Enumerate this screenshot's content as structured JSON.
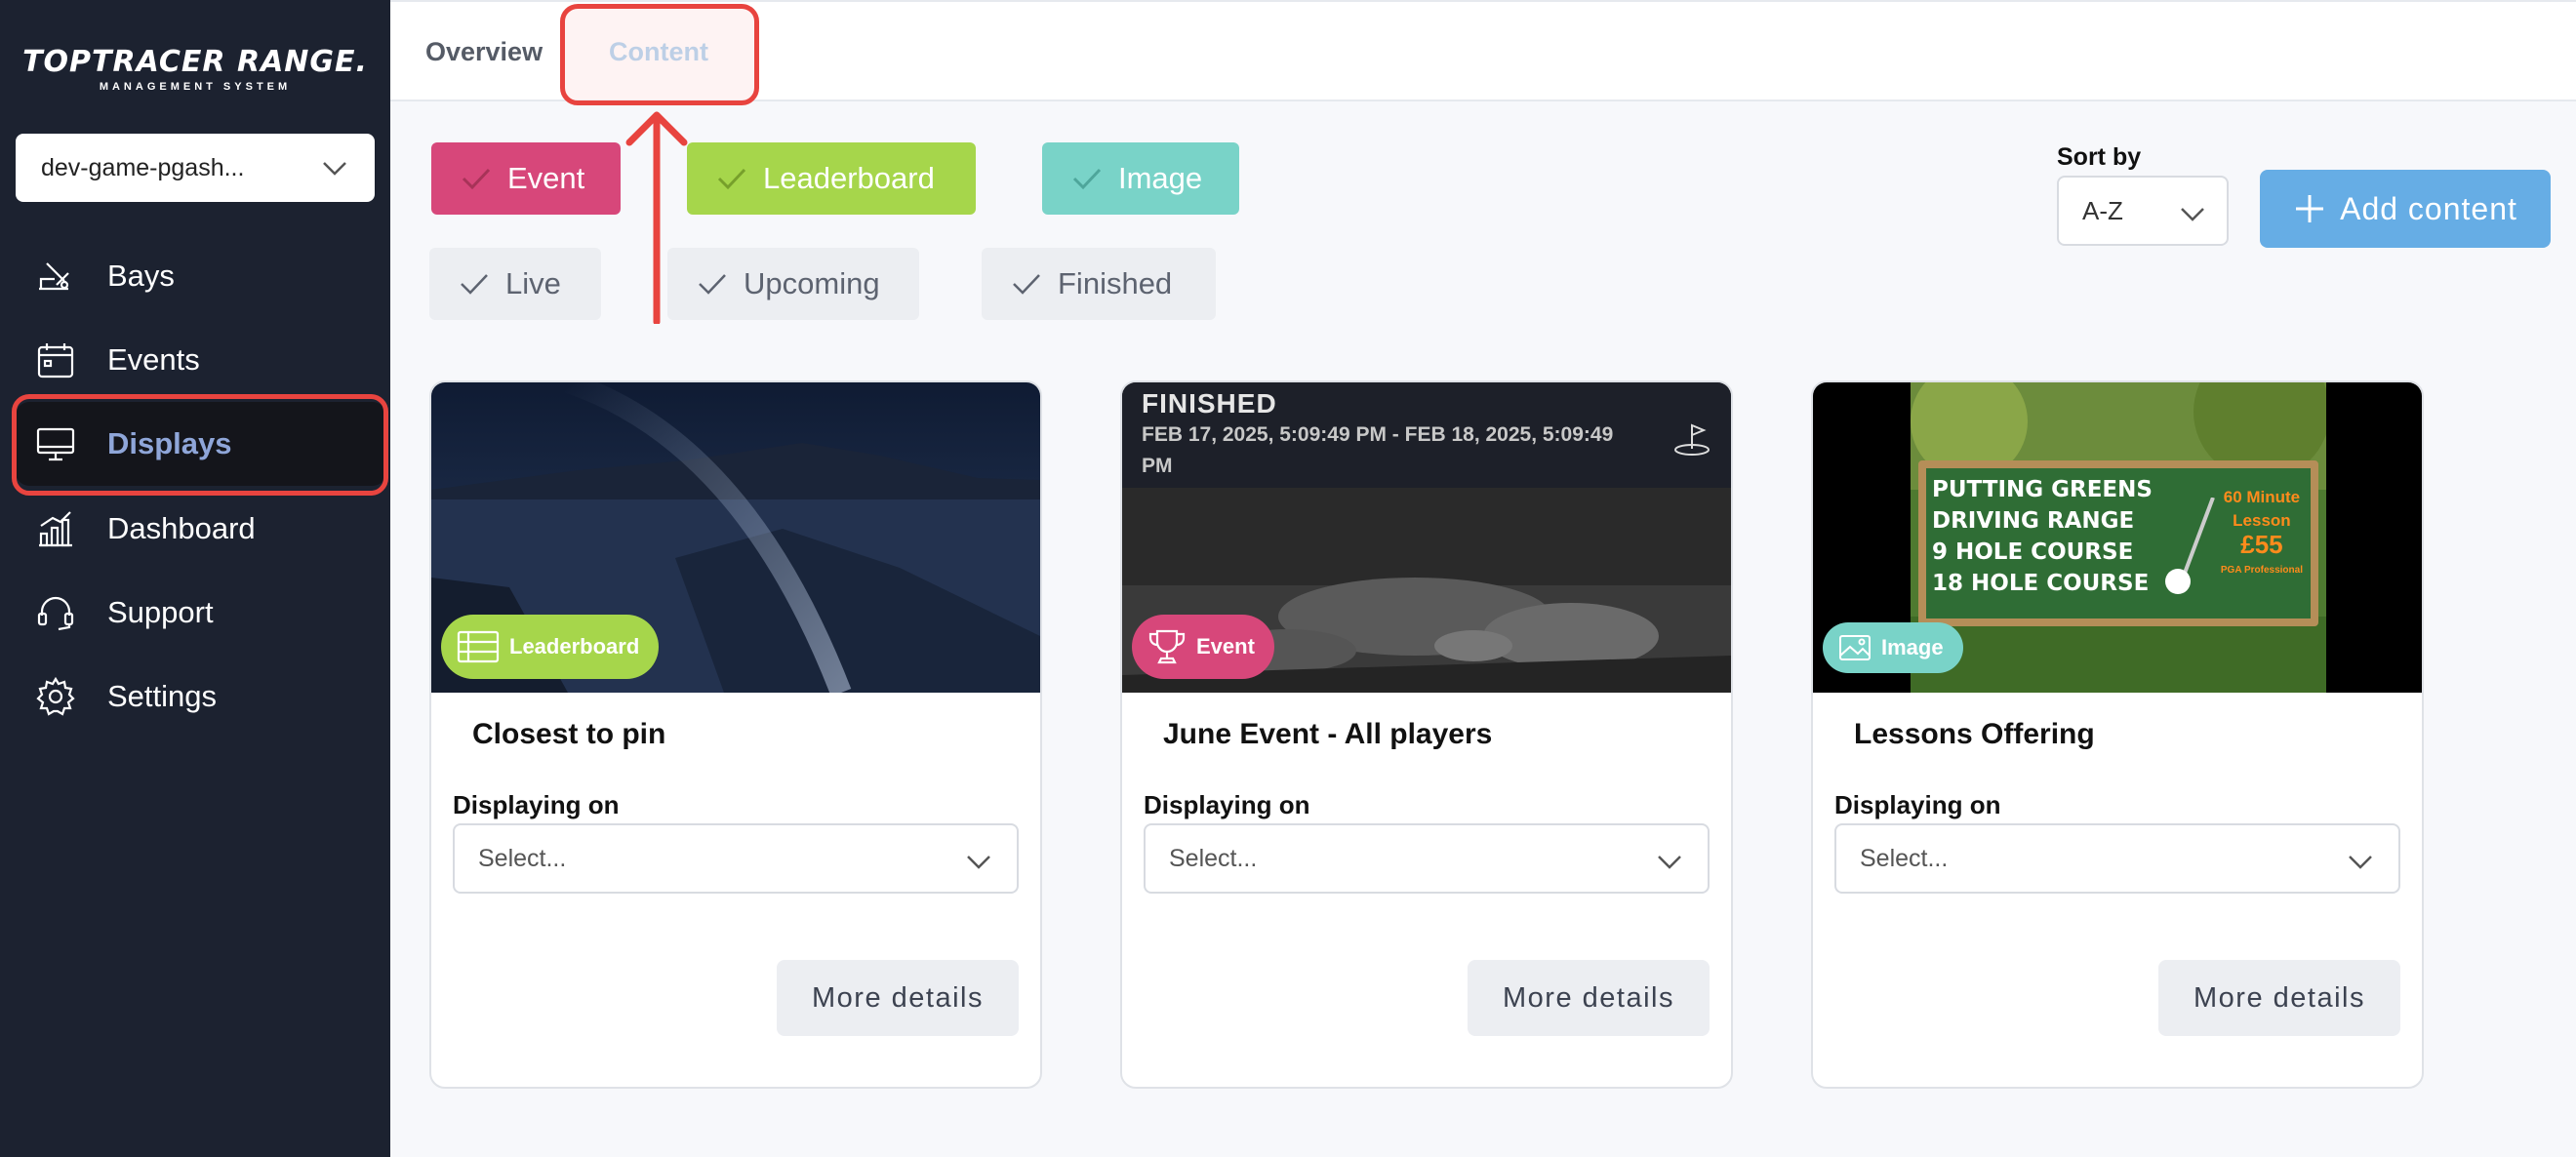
{
  "sidebar": {
    "logo_text": "TOPTRACER RANGE.",
    "logo_subtitle": "MANAGEMENT SYSTEM",
    "venue_select_value": "dev-game-pgash...",
    "items": [
      {
        "label": "Bays",
        "icon": "bays-icon"
      },
      {
        "label": "Events",
        "icon": "calendar-icon"
      },
      {
        "label": "Displays",
        "icon": "monitor-icon",
        "active": true
      },
      {
        "label": "Dashboard",
        "icon": "chart-icon"
      },
      {
        "label": "Support",
        "icon": "headset-icon"
      },
      {
        "label": "Settings",
        "icon": "gear-icon"
      }
    ]
  },
  "tabs": {
    "overview": "Overview",
    "content": "Content"
  },
  "filters": {
    "types": [
      {
        "label": "Event",
        "color": "#d7477a"
      },
      {
        "label": "Leaderboard",
        "color": "#a6d64b"
      },
      {
        "label": "Image",
        "color": "#79d3c8"
      }
    ],
    "statuses": [
      {
        "label": "Live"
      },
      {
        "label": "Upcoming"
      },
      {
        "label": "Finished"
      }
    ]
  },
  "sort": {
    "label": "Sort by",
    "value": "A-Z"
  },
  "add_content_label": "Add content",
  "cards": [
    {
      "title": "Closest to pin",
      "badge": "Leaderboard",
      "badge_color": "#a6d64b",
      "displaying_on_label": "Displaying on",
      "select_placeholder": "Select...",
      "more_details": "More details"
    },
    {
      "title": "June Event - All players",
      "badge": "Event",
      "badge_color": "#d7477a",
      "status": "FINISHED",
      "dates": "FEB 17, 2025, 5:09:49 PM - FEB 18, 2025, 5:09:49 PM",
      "displaying_on_label": "Displaying on",
      "select_placeholder": "Select...",
      "more_details": "More details"
    },
    {
      "title": "Lessons Offering",
      "badge": "Image",
      "badge_color": "#79d3c8",
      "sign_lines": [
        "PUTTING GREENS",
        "DRIVING RANGE",
        "9 HOLE COURSE",
        "18 HOLE COURSE"
      ],
      "sign_promo": [
        "60 Minute",
        "Lesson",
        "£55",
        "PGA Professional"
      ],
      "displaying_on_label": "Displaying on",
      "select_placeholder": "Select...",
      "more_details": "More details"
    }
  ],
  "colors": {
    "sidebar_bg": "#1c2230",
    "accent_blue": "#66ade5",
    "highlight_red": "#e8443f"
  }
}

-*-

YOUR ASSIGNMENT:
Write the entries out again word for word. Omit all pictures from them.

RESULT OF THIS EXERCISE:
Enumerate this screenshot's content as structured JSON.
{
  "sidebar": {
    "logo_text": "TOPTRACER RANGE.",
    "logo_subtitle": "MANAGEMENT SYSTEM",
    "venue_select_value": "dev-game-pgash...",
    "items": [
      {
        "label": "Bays",
        "icon": "bays-icon"
      },
      {
        "label": "Events",
        "icon": "calendar-icon"
      },
      {
        "label": "Displays",
        "icon": "monitor-icon",
        "active": true
      },
      {
        "label": "Dashboard",
        "icon": "chart-icon"
      },
      {
        "label": "Support",
        "icon": "headset-icon"
      },
      {
        "label": "Settings",
        "icon": "gear-icon"
      }
    ]
  },
  "tabs": {
    "overview": "Overview",
    "content": "Content"
  },
  "filters": {
    "types": [
      {
        "label": "Event",
        "color": "#d7477a"
      },
      {
        "label": "Leaderboard",
        "color": "#a6d64b"
      },
      {
        "label": "Image",
        "color": "#79d3c8"
      }
    ],
    "statuses": [
      {
        "label": "Live"
      },
      {
        "label": "Upcoming"
      },
      {
        "label": "Finished"
      }
    ]
  },
  "sort": {
    "label": "Sort by",
    "value": "A-Z"
  },
  "add_content_label": "Add content",
  "cards": [
    {
      "title": "Closest to pin",
      "badge": "Leaderboard",
      "badge_color": "#a6d64b",
      "displaying_on_label": "Displaying on",
      "select_placeholder": "Select...",
      "more_details": "More details"
    },
    {
      "title": "June Event - All players",
      "badge": "Event",
      "badge_color": "#d7477a",
      "status": "FINISHED",
      "dates": "FEB 17, 2025, 5:09:49 PM - FEB 18, 2025, 5:09:49 PM",
      "displaying_on_label": "Displaying on",
      "select_placeholder": "Select...",
      "more_details": "More details"
    },
    {
      "title": "Lessons Offering",
      "badge": "Image",
      "badge_color": "#79d3c8",
      "sign_lines": [
        "PUTTING GREENS",
        "DRIVING RANGE",
        "9 HOLE COURSE",
        "18 HOLE COURSE"
      ],
      "sign_promo": [
        "60 Minute",
        "Lesson",
        "£55",
        "PGA Professional"
      ],
      "displaying_on_label": "Displaying on",
      "select_placeholder": "Select...",
      "more_details": "More details"
    }
  ],
  "colors": {
    "sidebar_bg": "#1c2230",
    "accent_blue": "#66ade5",
    "highlight_red": "#e8443f"
  }
}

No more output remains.